• [What is needed]: Where the string "View" occurs in a line of the data below, that line should be copied.

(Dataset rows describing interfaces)
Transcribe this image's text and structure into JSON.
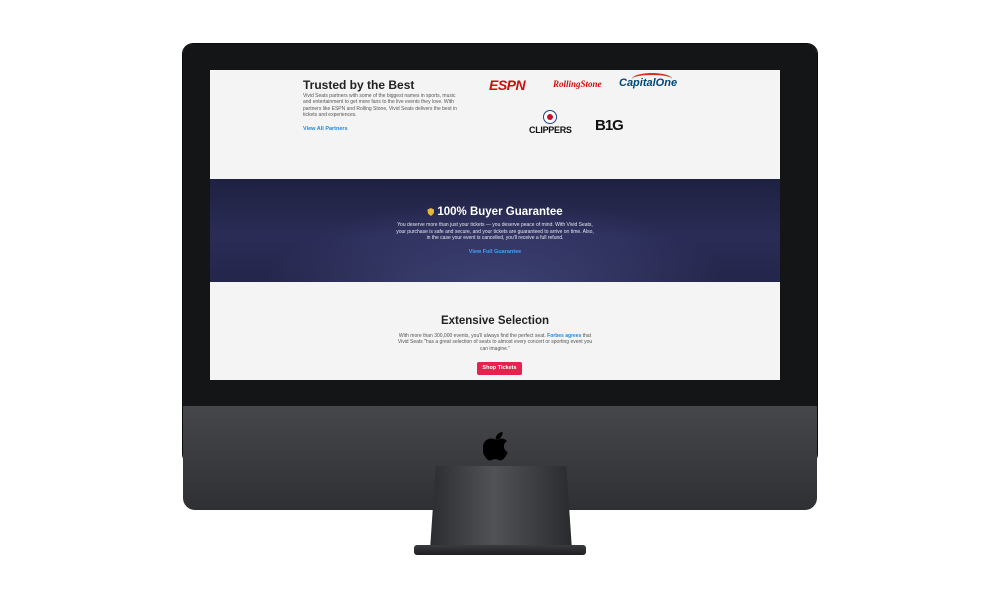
{
  "trusted": {
    "title": "Trusted by the Best",
    "text": "Vivid Seats partners with some of the biggest names in sports, music and entertainment to get more fans to the live events they love. With partners like ESPN and Rolling Stone, Vivid Seats delivers the best in tickets and experiences.",
    "link": "View All Partners",
    "logos": {
      "espn": "ESPN",
      "rolling_stone": "RollingStone",
      "capital_one": "CapitalOne",
      "clippers": "CLIPPERS",
      "big10": "B1G"
    }
  },
  "guarantee": {
    "title": "100% Buyer Guarantee",
    "text": "You deserve more than just your tickets — you deserve peace of mind. With Vivid Seats, your purchase is safe and secure, and your tickets are guaranteed to arrive on time. Also, in the case your event is cancelled, you'll receive a full refund.",
    "link": "View Full Guarantee"
  },
  "selection": {
    "title": "Extensive Selection",
    "text_before": "With more than 300,000 events, you'll always find the perfect seat. ",
    "forbes_link": "Forbes agrees",
    "text_after": " that Vivid Seats \"has a great selection of seats to almost every concert or sporting event you can imagine.\"",
    "button": "Shop Tickets"
  },
  "colors": {
    "accent_blue": "#1e88e5",
    "brand_red": "#e7204e",
    "banner_navy": "#23254a"
  },
  "icons": [
    "shield-icon",
    "apple-icon"
  ]
}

• [Answer]:
    "link": "View All Partners",
    "link": "View Full Guarantee"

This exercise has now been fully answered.